A number of contentious international law debates are not addressed in the MFA statement. I mention this not as criticism but rather as a reminder that much work is left to be done in the field. Most noteworthy in this regard is the issue of collective countermeasures. Countermeasures are actions that would be unlawful but for the fact that they respond to another state’s internationally wrongful act and are designed to put an end to them (ASR, arts. 22, 49-53). Finland takes a very traditional approach to the topic, as it does with another response option, the plea of necessity (ASR, art. 25; Tallinn Manual 2.0, rule 26).

A dispute arose over countermeasures in 2019 when the President of Estonia publicly took the position that one state could conduct cyber countermeasures on behalf of, or in collaboration with, a state facing unlawful cyber operations. France, by contrast, has rejected collective countermeasures as a lawful response option to unlawful cyber operations. Finland’s statement does not take on this contentious issue.

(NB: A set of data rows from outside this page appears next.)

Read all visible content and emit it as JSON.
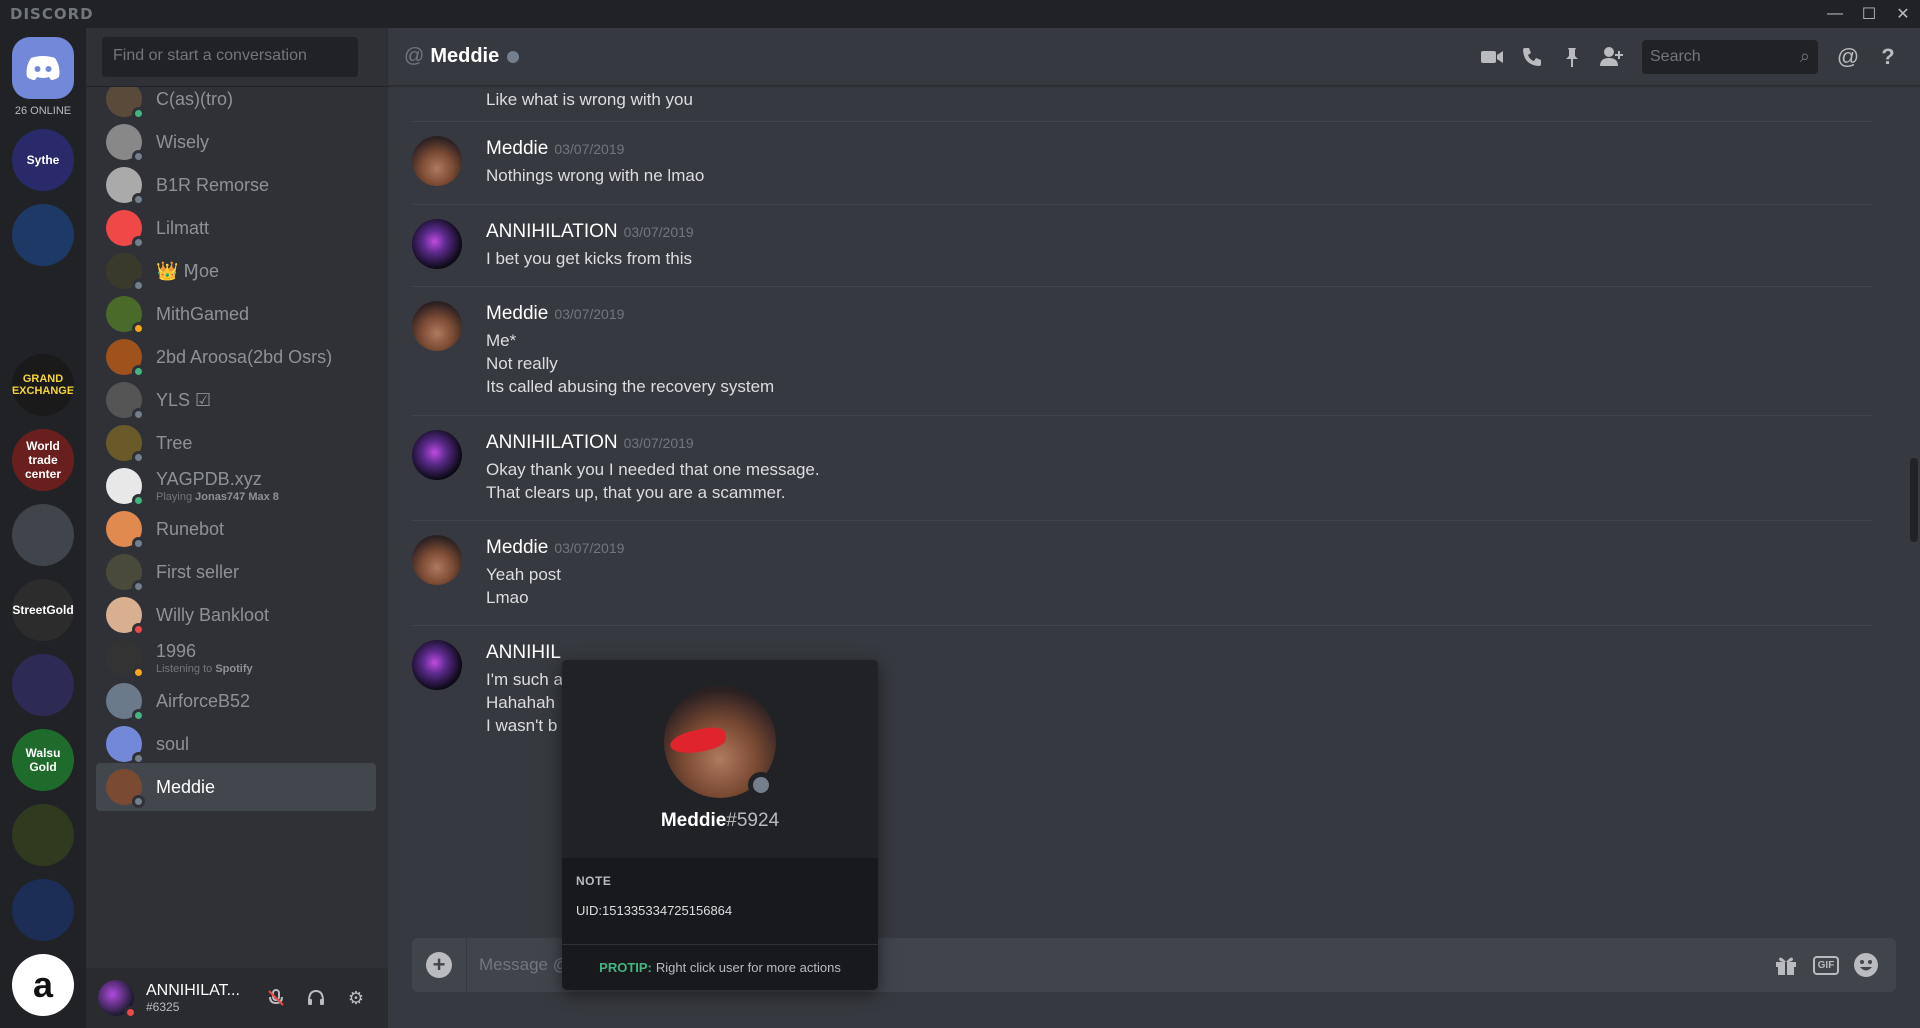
{
  "app": {
    "brand": "DISCORD"
  },
  "guilds": {
    "online_count": "26 ONLINE",
    "items": [
      {
        "name": "Sythe",
        "label": "Sythe",
        "color": "#2a2a6a"
      },
      {
        "name": "flask",
        "label": "",
        "color": "#1d3a66"
      },
      {
        "name": "red-heart",
        "label": "",
        "color": "#202225"
      },
      {
        "name": "Grand Exchange",
        "label": "GRAND EXCHANGE",
        "color": "#1a1a1a"
      },
      {
        "name": "World Trade Center",
        "label": "World trade center",
        "color": "#6a1f1f"
      },
      {
        "name": "controller",
        "label": "",
        "color": "#40444b"
      },
      {
        "name": "StreetGold",
        "label": "StreetGold",
        "color": "#2c2c2c"
      },
      {
        "name": "Swapper",
        "label": "",
        "color": "#2d2a55"
      },
      {
        "name": "WalsuGold",
        "label": "Walsu Gold",
        "color": "#1f6b2b"
      },
      {
        "name": "green-figure",
        "label": "",
        "color": "#2f3a1f"
      },
      {
        "name": "blue-shield",
        "label": "",
        "color": "#1c2e55"
      },
      {
        "name": "amazon",
        "label": "a",
        "color": "#ffffff"
      }
    ]
  },
  "dm": {
    "search_placeholder": "Find or start a conversation",
    "items": [
      {
        "name": "C(as)(tro)",
        "sub": "",
        "status": "#43b581",
        "av": "#5a4a3a"
      },
      {
        "name": "Wisely",
        "sub": "",
        "status": "#747f8d",
        "av": "#888888"
      },
      {
        "name": "B1R Remorse",
        "sub": "",
        "status": "#747f8d",
        "av": "#aaaaaa"
      },
      {
        "name": "Lilmatt",
        "sub": "",
        "status": "#747f8d",
        "av": "#f04747"
      },
      {
        "name": "👑 Ɱoe",
        "sub": "",
        "status": "#747f8d",
        "av": "#3a3a2a"
      },
      {
        "name": "MithGamed",
        "sub": "",
        "status": "#faa61a",
        "av": "#4a6a2a"
      },
      {
        "name": "2bd Aroosa(2bd Osrs)",
        "sub": "",
        "status": "#43b581",
        "av": "#a0521d"
      },
      {
        "name": "YLS ☑",
        "sub": "",
        "status": "#747f8d",
        "av": "#555555"
      },
      {
        "name": "Tree",
        "sub": "",
        "status": "#747f8d",
        "av": "#6a5a2a"
      },
      {
        "name": "YAGPDB.xyz",
        "sub_prefix": "Playing ",
        "sub_bold": "Jonas747 Max 8",
        "status": "#43b581",
        "av": "#e8e8e8"
      },
      {
        "name": "Runebot",
        "sub": "",
        "status": "#747f8d",
        "av": "#e08a50"
      },
      {
        "name": "First seller",
        "sub": "",
        "status": "#747f8d",
        "av": "#4a4a3a"
      },
      {
        "name": "Willy Bankloot",
        "sub": "",
        "status": "#f04747",
        "av": "#d8b090"
      },
      {
        "name": "1996",
        "sub_prefix": "Listening to ",
        "sub_bold": "Spotify",
        "status": "#faa61a",
        "av": "#333333"
      },
      {
        "name": "AirforceB52",
        "sub": "",
        "status": "#43b581",
        "av": "#6a7a8a"
      },
      {
        "name": "soul",
        "sub": "",
        "status": "#747f8d",
        "av": "#7289da"
      },
      {
        "name": "Meddie",
        "sub": "",
        "status": "#747f8d",
        "av": "#7a4a33"
      }
    ]
  },
  "user": {
    "name": "ANNIHILAT...",
    "tag": "#6325"
  },
  "chat": {
    "title": "Meddie",
    "search_placeholder": "Search",
    "partial_line": "Like what is wrong with you",
    "messages": [
      {
        "author": "Meddie",
        "time": "03/07/2019",
        "lines": [
          "Nothings wrong with ne lmao"
        ]
      },
      {
        "author": "ANNIHILATION",
        "time": "03/07/2019",
        "lines": [
          "I bet you get kicks from this"
        ]
      },
      {
        "author": "Meddie",
        "time": "03/07/2019",
        "lines": [
          "Me*",
          "Not really",
          "Its called abusing the recovery system"
        ]
      },
      {
        "author": "ANNIHILATION",
        "time": "03/07/2019",
        "lines": [
          "Okay thank you I needed that one message.",
          "That clears up, that you are a scammer."
        ]
      },
      {
        "author": "Meddie",
        "time": "03/07/2019",
        "lines": [
          "Yeah post",
          "Lmao"
        ]
      },
      {
        "author": "ANNIHIL",
        "time": "",
        "lines": [
          "I'm such a",
          "Hahahah",
          "I wasn't b"
        ]
      }
    ],
    "composer_placeholder": "Message @"
  },
  "popout": {
    "username": "Meddie",
    "discriminator": "#5924",
    "note_header": "NOTE",
    "note": "UID:151335334725156864",
    "protip_label": "PROTIP:",
    "protip_text": "Right click user for more actions"
  }
}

Reasonable arguments may be mounted in support of both sides of the debate, although it would seem that the restrictive view leaves less cyber-capable states somewhat at the mercy of cyber-enabled adversaries if they wish to respond with countermeasures in the same domain as the initial wrongful act. Given Finland’s geographical location, relative size, and cyber capabilities, it would appear to be in its national interest to join its neighbor in supporting collective countermeasures. Importantly, the International Law Commission did not rule out this prospect in its ASR commentary.

Concluding Thought

There are those who claim normative ambiguity in cyberspace is advantageous, that it affords states the leeway they need to operate in support of their national interests. To some extent, they are correct. After all, the rules of international law that apply in cyberspace were crafted prior to the advent of cyber operations; one should not expect a seamless normative tapestry to govern cyber operations

But ambiguity is a double-edged sword. Law that is unclear in the cyber context constitutes a dangerous grey zone in which states that operate maliciously can avoid both condemnation on the basis of law and the consequences international law imposes for unlawful conduct, such as countermeasures and reparations. Such uncertainty is the sweet spot within which bad actors will inevitably operate.

States like Finland realize that the grey zone must be reduced if the international community is ever to enjoy stability and security in cyberspace. Accordingly, I applaud Finland for joining other states that have publicly issued statements of legal policy regarding the applicability of international law in cyberspace. In particular, Finland is to be commended for taking a stand on some of the more contentious issues. Hopefully, other states soon will follow suit.

Photo: Thitima Thongkham – Getty Images